**ACTIVITY:** Please return all of the records verbatim, with the pictures omitted.

====================

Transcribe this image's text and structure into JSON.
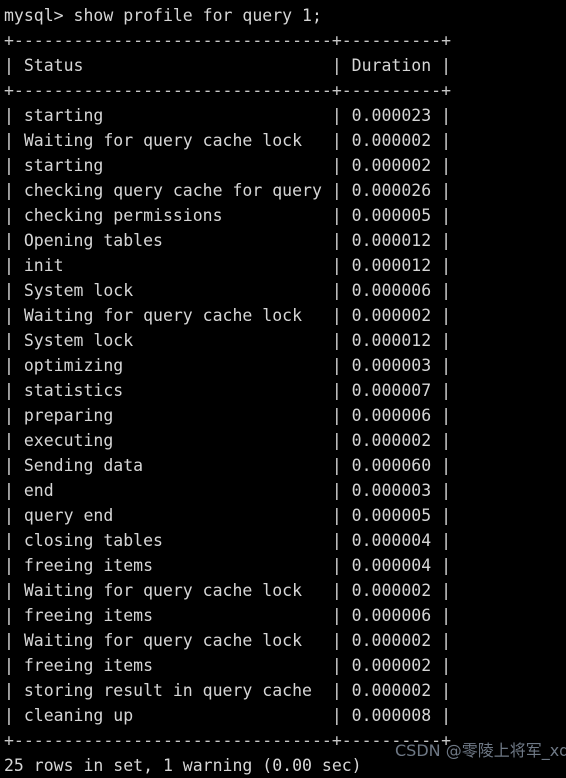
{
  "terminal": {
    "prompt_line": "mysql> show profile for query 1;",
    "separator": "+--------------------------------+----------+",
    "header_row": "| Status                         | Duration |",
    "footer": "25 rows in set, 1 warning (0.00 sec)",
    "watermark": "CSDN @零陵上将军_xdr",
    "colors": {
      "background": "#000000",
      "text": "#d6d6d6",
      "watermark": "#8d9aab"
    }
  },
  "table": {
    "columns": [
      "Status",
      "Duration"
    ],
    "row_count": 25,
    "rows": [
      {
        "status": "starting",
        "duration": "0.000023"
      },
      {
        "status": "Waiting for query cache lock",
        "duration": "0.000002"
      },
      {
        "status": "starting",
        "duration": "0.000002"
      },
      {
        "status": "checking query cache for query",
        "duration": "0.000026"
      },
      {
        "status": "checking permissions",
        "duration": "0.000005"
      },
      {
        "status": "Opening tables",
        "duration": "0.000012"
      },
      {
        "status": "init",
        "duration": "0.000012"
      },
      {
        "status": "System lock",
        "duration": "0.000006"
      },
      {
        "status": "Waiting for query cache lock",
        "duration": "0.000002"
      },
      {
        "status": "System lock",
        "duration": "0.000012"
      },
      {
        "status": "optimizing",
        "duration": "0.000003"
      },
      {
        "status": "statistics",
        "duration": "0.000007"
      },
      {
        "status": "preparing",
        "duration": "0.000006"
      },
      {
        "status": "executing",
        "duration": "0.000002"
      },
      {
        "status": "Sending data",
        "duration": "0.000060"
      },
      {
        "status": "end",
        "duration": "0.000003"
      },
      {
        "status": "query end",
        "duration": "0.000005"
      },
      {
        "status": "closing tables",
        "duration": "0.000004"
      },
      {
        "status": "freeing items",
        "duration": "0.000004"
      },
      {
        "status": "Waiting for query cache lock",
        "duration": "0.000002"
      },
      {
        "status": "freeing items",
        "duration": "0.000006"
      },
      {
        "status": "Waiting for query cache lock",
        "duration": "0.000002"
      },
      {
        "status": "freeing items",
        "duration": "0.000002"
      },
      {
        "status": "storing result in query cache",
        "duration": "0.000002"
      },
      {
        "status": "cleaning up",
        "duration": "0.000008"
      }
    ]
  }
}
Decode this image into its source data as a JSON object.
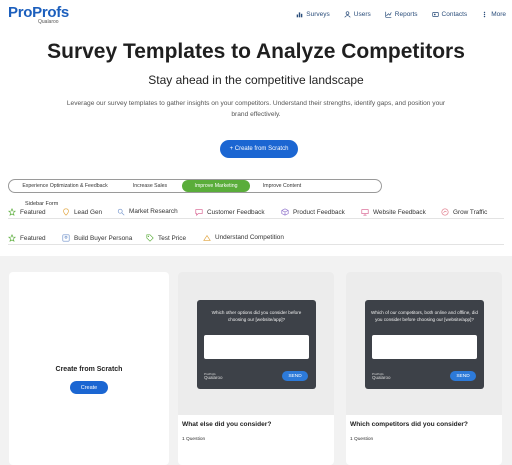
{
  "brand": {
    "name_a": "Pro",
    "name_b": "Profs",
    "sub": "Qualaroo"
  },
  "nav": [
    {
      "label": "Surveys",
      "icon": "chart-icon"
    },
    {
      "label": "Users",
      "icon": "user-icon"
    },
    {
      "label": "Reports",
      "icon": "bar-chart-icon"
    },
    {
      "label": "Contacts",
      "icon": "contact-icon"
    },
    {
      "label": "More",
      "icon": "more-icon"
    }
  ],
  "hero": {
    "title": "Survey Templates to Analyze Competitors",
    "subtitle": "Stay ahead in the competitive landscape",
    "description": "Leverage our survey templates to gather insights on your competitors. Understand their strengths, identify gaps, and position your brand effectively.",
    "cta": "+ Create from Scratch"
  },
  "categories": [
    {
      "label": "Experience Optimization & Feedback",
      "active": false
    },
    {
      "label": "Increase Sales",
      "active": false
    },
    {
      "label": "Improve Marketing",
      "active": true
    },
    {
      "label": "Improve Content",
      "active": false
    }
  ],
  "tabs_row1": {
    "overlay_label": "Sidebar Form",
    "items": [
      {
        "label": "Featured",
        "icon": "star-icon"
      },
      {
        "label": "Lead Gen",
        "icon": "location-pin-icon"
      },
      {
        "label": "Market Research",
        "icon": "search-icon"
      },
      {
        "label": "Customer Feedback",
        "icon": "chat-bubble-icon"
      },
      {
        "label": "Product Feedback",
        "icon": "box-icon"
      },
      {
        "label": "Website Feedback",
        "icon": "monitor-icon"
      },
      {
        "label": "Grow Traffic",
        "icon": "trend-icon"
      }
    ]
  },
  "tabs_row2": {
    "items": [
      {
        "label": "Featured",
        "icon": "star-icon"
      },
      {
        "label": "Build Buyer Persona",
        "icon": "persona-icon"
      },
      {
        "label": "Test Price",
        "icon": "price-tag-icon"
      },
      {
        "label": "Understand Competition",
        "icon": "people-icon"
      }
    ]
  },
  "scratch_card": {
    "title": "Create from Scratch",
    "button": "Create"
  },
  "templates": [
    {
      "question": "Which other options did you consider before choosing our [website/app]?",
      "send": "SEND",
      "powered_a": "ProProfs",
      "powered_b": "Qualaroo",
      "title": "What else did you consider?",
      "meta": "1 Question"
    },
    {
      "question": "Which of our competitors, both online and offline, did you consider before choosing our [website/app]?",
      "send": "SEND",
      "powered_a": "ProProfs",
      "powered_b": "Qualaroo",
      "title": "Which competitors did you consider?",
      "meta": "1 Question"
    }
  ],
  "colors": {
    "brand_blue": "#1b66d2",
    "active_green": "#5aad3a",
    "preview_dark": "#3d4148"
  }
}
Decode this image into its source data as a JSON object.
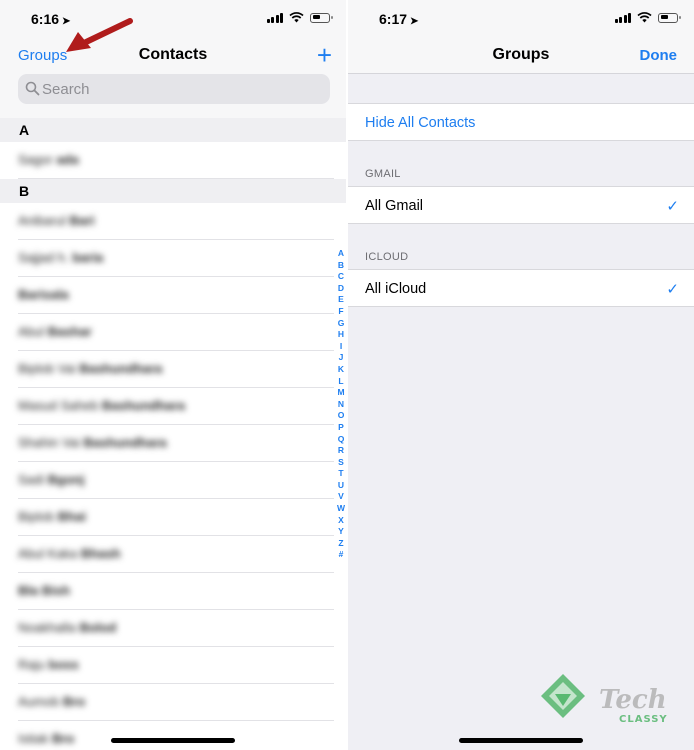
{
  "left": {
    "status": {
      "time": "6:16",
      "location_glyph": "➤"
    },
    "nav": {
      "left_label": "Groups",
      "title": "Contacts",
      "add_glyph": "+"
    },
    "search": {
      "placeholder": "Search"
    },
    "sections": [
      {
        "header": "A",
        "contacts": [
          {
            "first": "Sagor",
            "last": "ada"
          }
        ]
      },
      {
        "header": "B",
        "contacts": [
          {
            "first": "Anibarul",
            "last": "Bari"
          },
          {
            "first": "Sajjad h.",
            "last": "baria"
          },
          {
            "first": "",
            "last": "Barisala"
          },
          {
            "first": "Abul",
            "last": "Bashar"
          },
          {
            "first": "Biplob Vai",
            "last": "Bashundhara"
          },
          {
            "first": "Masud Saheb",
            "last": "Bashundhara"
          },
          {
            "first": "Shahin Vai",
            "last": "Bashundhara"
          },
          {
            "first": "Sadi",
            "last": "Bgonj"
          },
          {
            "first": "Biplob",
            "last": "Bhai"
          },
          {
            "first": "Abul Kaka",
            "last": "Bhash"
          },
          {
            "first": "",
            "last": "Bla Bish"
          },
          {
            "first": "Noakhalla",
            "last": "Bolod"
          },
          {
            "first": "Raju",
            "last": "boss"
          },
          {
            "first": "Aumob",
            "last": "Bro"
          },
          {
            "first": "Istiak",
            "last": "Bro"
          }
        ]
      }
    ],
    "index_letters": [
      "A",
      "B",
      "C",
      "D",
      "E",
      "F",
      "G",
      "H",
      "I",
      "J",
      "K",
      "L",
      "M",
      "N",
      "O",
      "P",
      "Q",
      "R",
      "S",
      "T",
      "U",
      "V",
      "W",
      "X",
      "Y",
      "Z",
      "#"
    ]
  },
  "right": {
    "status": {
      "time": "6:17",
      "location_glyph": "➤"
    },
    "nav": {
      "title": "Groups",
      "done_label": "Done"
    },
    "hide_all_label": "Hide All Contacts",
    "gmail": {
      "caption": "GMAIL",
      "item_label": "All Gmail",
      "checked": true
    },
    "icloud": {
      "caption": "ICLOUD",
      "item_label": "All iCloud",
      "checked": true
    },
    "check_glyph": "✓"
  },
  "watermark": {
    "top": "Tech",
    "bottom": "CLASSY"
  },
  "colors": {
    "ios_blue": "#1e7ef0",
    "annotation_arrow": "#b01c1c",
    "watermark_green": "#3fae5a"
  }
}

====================

**SOLUTION TO THIS EXERCISE:**
Transcribe this image's text and structure into JSON.
{
  "terminal": {
    "prompt_line": "mysql> show profile for query 1;",
    "separator": "+--------------------------------+----------+",
    "header_row": "| Status                         | Duration |",
    "footer": "25 rows in set, 1 warning (0.00 sec)",
    "watermark": "CSDN @零陵上将军_xdr",
    "colors": {
      "background": "#000000",
      "text": "#d6d6d6",
      "watermark": "#8d9aab"
    }
  },
  "table": {
    "columns": [
      "Status",
      "Duration"
    ],
    "row_count": 25,
    "rows": [
      {
        "status": "starting",
        "duration": "0.000023"
      },
      {
        "status": "Waiting for query cache lock",
        "duration": "0.000002"
      },
      {
        "status": "starting",
        "duration": "0.000002"
      },
      {
        "status": "checking query cache for query",
        "duration": "0.000026"
      },
      {
        "status": "checking permissions",
        "duration": "0.000005"
      },
      {
        "status": "Opening tables",
        "duration": "0.000012"
      },
      {
        "status": "init",
        "duration": "0.000012"
      },
      {
        "status": "System lock",
        "duration": "0.000006"
      },
      {
        "status": "Waiting for query cache lock",
        "duration": "0.000002"
      },
      {
        "status": "System lock",
        "duration": "0.000012"
      },
      {
        "status": "optimizing",
        "duration": "0.000003"
      },
      {
        "status": "statistics",
        "duration": "0.000007"
      },
      {
        "status": "preparing",
        "duration": "0.000006"
      },
      {
        "status": "executing",
        "duration": "0.000002"
      },
      {
        "status": "Sending data",
        "duration": "0.000060"
      },
      {
        "status": "end",
        "duration": "0.000003"
      },
      {
        "status": "query end",
        "duration": "0.000005"
      },
      {
        "status": "closing tables",
        "duration": "0.000004"
      },
      {
        "status": "freeing items",
        "duration": "0.000004"
      },
      {
        "status": "Waiting for query cache lock",
        "duration": "0.000002"
      },
      {
        "status": "freeing items",
        "duration": "0.000006"
      },
      {
        "status": "Waiting for query cache lock",
        "duration": "0.000002"
      },
      {
        "status": "freeing items",
        "duration": "0.000002"
      },
      {
        "status": "storing result in query cache",
        "duration": "0.000002"
      },
      {
        "status": "cleaning up",
        "duration": "0.000008"
      }
    ]
  }
}
Decode this image into its source data as a JSON object.
{
  "brand": {
    "name_a": "Pro",
    "name_b": "Profs",
    "sub": "Qualaroo"
  },
  "nav": [
    {
      "label": "Surveys",
      "icon": "chart-icon"
    },
    {
      "label": "Users",
      "icon": "user-icon"
    },
    {
      "label": "Reports",
      "icon": "bar-chart-icon"
    },
    {
      "label": "Contacts",
      "icon": "contact-icon"
    },
    {
      "label": "More",
      "icon": "more-icon"
    }
  ],
  "hero": {
    "title": "Survey Templates to Analyze Competitors",
    "subtitle": "Stay ahead in the competitive landscape",
    "description": "Leverage our survey templates to gather insights on your competitors. Understand their strengths, identify gaps, and position your brand effectively.",
    "cta": "+ Create from Scratch"
  },
  "categories": [
    {
      "label": "Experience Optimization & Feedback",
      "active": false
    },
    {
      "label": "Increase Sales",
      "active": false
    },
    {
      "label": "Improve Marketing",
      "active": true
    },
    {
      "label": "Improve Content",
      "active": false
    }
  ],
  "tabs_row1": {
    "overlay_label": "Sidebar Form",
    "items": [
      {
        "label": "Featured",
        "icon": "star-icon"
      },
      {
        "label": "Lead Gen",
        "icon": "location-pin-icon"
      },
      {
        "label": "Market Research",
        "icon": "search-icon"
      },
      {
        "label": "Customer Feedback",
        "icon": "chat-bubble-icon"
      },
      {
        "label": "Product Feedback",
        "icon": "box-icon"
      },
      {
        "label": "Website Feedback",
        "icon": "monitor-icon"
      },
      {
        "label": "Grow Traffic",
        "icon": "trend-icon"
      }
    ]
  },
  "tabs_row2": {
    "items": [
      {
        "label": "Featured",
        "icon": "star-icon"
      },
      {
        "label": "Build Buyer Persona",
        "icon": "persona-icon"
      },
      {
        "label": "Test Price",
        "icon": "price-tag-icon"
      },
      {
        "label": "Understand Competition",
        "icon": "people-icon"
      }
    ]
  },
  "scratch_card": {
    "title": "Create from Scratch",
    "button": "Create"
  },
  "templates": [
    {
      "question": "Which other options did you consider before choosing our [website/app]?",
      "send": "SEND",
      "powered_a": "ProProfs",
      "powered_b": "Qualaroo",
      "title": "What else did you consider?",
      "meta": "1 Question"
    },
    {
      "question": "Which of our competitors, both online and offline, did you consider before choosing our [website/app]?",
      "send": "SEND",
      "powered_a": "ProProfs",
      "powered_b": "Qualaroo",
      "title": "Which competitors did you consider?",
      "meta": "1 Question"
    }
  ],
  "colors": {
    "brand_blue": "#1b66d2",
    "active_green": "#5aad3a",
    "preview_dark": "#3d4148"
  }
}
Decode this image into its source data as a JSON object.
{
  "left": {
    "status": {
      "time": "6:16",
      "location_glyph": "➤"
    },
    "nav": {
      "left_label": "Groups",
      "title": "Contacts",
      "add_glyph": "+"
    },
    "search": {
      "placeholder": "Search"
    },
    "sections": [
      {
        "header": "A",
        "contacts": [
          {
            "first": "Sagor",
            "last": "ada"
          }
        ]
      },
      {
        "header": "B",
        "contacts": [
          {
            "first": "Anibarul",
            "last": "Bari"
          },
          {
            "first": "Sajjad h.",
            "last": "baria"
          },
          {
            "first": "",
            "last": "Barisala"
          },
          {
            "first": "Abul",
            "last": "Bashar"
          },
          {
            "first": "Biplob Vai",
            "last": "Bashundhara"
          },
          {
            "first": "Masud Saheb",
            "last": "Bashundhara"
          },
          {
            "first": "Shahin Vai",
            "last": "Bashundhara"
          },
          {
            "first": "Sadi",
            "last": "Bgonj"
          },
          {
            "first": "Biplob",
            "last": "Bhai"
          },
          {
            "first": "Abul Kaka",
            "last": "Bhash"
          },
          {
            "first": "",
            "last": "Bla Bish"
          },
          {
            "first": "Noakhalla",
            "last": "Bolod"
          },
          {
            "first": "Raju",
            "last": "boss"
          },
          {
            "first": "Aumob",
            "last": "Bro"
          },
          {
            "first": "Istiak",
            "last": "Bro"
          }
        ]
      }
    ],
    "index_letters": [
      "A",
      "B",
      "C",
      "D",
      "E",
      "F",
      "G",
      "H",
      "I",
      "J",
      "K",
      "L",
      "M",
      "N",
      "O",
      "P",
      "Q",
      "R",
      "S",
      "T",
      "U",
      "V",
      "W",
      "X",
      "Y",
      "Z",
      "#"
    ]
  },
  "right": {
    "status": {
      "time": "6:17",
      "location_glyph": "➤"
    },
    "nav": {
      "title": "Groups",
      "done_label": "Done"
    },
    "hide_all_label": "Hide All Contacts",
    "gmail": {
      "caption": "GMAIL",
      "item_label": "All Gmail",
      "checked": true
    },
    "icloud": {
      "caption": "ICLOUD",
      "item_label": "All iCloud",
      "checked": true
    },
    "check_glyph": "✓"
  },
  "watermark": {
    "top": "Tech",
    "bottom": "CLASSY"
  },
  "colors": {
    "ios_blue": "#1e7ef0",
    "annotation_arrow": "#b01c1c",
    "watermark_green": "#3fae5a"
  }
}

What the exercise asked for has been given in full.